That's exactly what I'm saying ... any assets brought into a marriage is generally not included if you can prove you brought the asset into the marriage...only assets purchased during marriage and accumulation of interest/dividends/work pensions etc are divided... if you owned a house before marriage it's best to get a prenup.psudolam wrote: ↑Jun 16th, 2017 7:50 amNope, she may get an equalization payment, in addition to share of the matrimonial homes, at least in Ontario.
Property division for married couples
When a married couple separates, usually each spouse keeps their own property but they share any increase in the value of their property that happened during their marriage. Usually this means that one spouse must give the other spouse an "equalization payment".
Each spouse must calculate his or her "net family property" (NFP). To do this, each spouse adds up the value of his or her property (less any debts) on the date of separation and subtracts the value of his or her property (less any debts) on the date of marriage. The spouse with the higher NFP then pays the other spouse half of the difference. This is the equalization payment.
Special rule for matrimonial homes:
A "matrimonial home" is a home where a married couple had been living together just before they separated. There can be more than one matrimonial home, for example, a cottage could be included.
When calculating a spouse's NFP, the value of his or her property on the date of marriage does not include any home that is a matrimonial home on the date of separation. This means if the same spouse still owns the home on the date of separation, his or her NFP will include the home's total value, not just its change in value during the marriage.
Special rule for gifts and inheritances:
Any gift or inheritance that a spouse received during the marriage is not usually included in their NFP calculation. But if the gift or inheritance was used to buy or help pay for a matrimonial home, it is included.

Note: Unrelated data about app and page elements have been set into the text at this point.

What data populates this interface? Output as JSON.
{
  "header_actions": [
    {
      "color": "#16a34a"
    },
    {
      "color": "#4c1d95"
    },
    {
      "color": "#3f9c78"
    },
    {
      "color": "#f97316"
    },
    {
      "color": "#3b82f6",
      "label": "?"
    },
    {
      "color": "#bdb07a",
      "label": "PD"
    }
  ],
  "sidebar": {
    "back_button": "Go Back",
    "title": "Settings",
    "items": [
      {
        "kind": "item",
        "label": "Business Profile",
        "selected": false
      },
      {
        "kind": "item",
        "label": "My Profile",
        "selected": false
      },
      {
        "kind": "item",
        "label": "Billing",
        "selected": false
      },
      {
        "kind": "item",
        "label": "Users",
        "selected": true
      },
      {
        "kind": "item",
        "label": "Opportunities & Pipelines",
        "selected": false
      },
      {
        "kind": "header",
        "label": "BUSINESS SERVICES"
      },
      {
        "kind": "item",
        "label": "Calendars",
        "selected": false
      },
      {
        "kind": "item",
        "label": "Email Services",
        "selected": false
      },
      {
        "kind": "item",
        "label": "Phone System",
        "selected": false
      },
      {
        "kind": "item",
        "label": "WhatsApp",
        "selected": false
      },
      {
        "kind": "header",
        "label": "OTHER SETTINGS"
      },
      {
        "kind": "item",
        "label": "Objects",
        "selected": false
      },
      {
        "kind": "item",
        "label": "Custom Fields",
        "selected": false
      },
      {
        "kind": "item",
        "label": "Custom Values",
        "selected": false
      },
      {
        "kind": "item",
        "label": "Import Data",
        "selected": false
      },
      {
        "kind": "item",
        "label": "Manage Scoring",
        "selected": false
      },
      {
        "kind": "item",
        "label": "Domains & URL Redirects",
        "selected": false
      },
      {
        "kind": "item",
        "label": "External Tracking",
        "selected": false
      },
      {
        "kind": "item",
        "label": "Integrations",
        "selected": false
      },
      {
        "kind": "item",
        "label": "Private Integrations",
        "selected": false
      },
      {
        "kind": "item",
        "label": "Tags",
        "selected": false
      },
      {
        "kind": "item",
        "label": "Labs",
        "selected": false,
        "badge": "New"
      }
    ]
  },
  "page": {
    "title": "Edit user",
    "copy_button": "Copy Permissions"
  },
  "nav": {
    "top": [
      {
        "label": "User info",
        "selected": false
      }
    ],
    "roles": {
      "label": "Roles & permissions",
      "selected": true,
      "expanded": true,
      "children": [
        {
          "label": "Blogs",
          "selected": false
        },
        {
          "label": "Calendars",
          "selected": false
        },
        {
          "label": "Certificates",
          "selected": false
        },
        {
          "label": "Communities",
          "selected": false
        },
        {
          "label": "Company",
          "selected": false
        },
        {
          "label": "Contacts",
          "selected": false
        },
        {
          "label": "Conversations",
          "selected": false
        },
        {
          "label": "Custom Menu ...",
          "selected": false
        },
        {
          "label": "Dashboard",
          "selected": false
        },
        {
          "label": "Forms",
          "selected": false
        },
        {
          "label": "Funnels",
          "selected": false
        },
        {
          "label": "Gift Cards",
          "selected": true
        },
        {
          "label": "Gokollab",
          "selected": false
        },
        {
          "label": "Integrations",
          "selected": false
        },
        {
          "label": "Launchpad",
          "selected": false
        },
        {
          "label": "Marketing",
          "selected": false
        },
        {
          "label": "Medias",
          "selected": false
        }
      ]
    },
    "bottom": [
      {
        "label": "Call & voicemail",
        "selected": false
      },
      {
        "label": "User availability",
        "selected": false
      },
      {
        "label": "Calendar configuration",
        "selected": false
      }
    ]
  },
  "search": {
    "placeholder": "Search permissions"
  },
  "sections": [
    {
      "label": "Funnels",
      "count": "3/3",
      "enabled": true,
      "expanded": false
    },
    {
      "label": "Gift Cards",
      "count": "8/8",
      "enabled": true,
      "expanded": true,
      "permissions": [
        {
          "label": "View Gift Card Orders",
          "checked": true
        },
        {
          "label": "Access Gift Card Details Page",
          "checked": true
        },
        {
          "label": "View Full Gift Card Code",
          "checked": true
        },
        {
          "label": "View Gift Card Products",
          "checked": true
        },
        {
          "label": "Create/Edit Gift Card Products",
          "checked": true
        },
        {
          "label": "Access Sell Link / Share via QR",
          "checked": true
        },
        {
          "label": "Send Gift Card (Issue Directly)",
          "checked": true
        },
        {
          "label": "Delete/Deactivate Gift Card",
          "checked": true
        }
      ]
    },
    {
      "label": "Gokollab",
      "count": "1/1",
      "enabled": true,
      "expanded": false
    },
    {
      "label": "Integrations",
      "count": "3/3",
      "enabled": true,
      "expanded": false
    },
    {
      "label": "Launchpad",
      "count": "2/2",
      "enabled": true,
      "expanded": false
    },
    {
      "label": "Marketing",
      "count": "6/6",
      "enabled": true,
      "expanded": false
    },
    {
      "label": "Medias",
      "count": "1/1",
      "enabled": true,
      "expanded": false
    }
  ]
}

Special rule for Canada Pension Plan credits:
These credits are not included in the NFP calculation because they are divided separately.

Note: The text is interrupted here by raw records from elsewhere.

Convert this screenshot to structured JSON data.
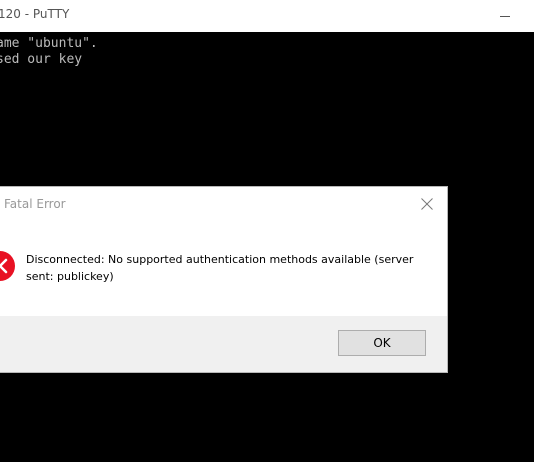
{
  "window": {
    "title": "120 - PuTTY"
  },
  "terminal": {
    "lines": [
      "ame \"ubuntu\".",
      "sed our key"
    ]
  },
  "dialog": {
    "title": "Fatal Error",
    "message": "Disconnected: No supported authentication methods available (server sent: publickey)",
    "ok_label": "OK",
    "icon": "error-icon"
  },
  "colors": {
    "terminal_bg": "#000000",
    "terminal_text": "#bbbbbb",
    "error_red": "#e81123",
    "button_bar": "#f0f0f0"
  }
}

http://www.cleo.on.ca/en/publications/p ... ed-couples
These automatic property sharing provisions only apply to married spouses. If you are in a common law relationship, you are not entitled to an equalization payment, but may be entitled to a payment from your spouse to pay you back for a direct or indirect contribution to property that he or she owns. These claims are referred to as trust claims.
https://www.attorneygeneral.jus.gov.on. ... _property/
Also judges will look how long were you married for spousal support and if you have a child ... you will never be able to wiggle out of child support payments regardless of marriage or not but spousal support is on the basis of length of marriage and if you have kids.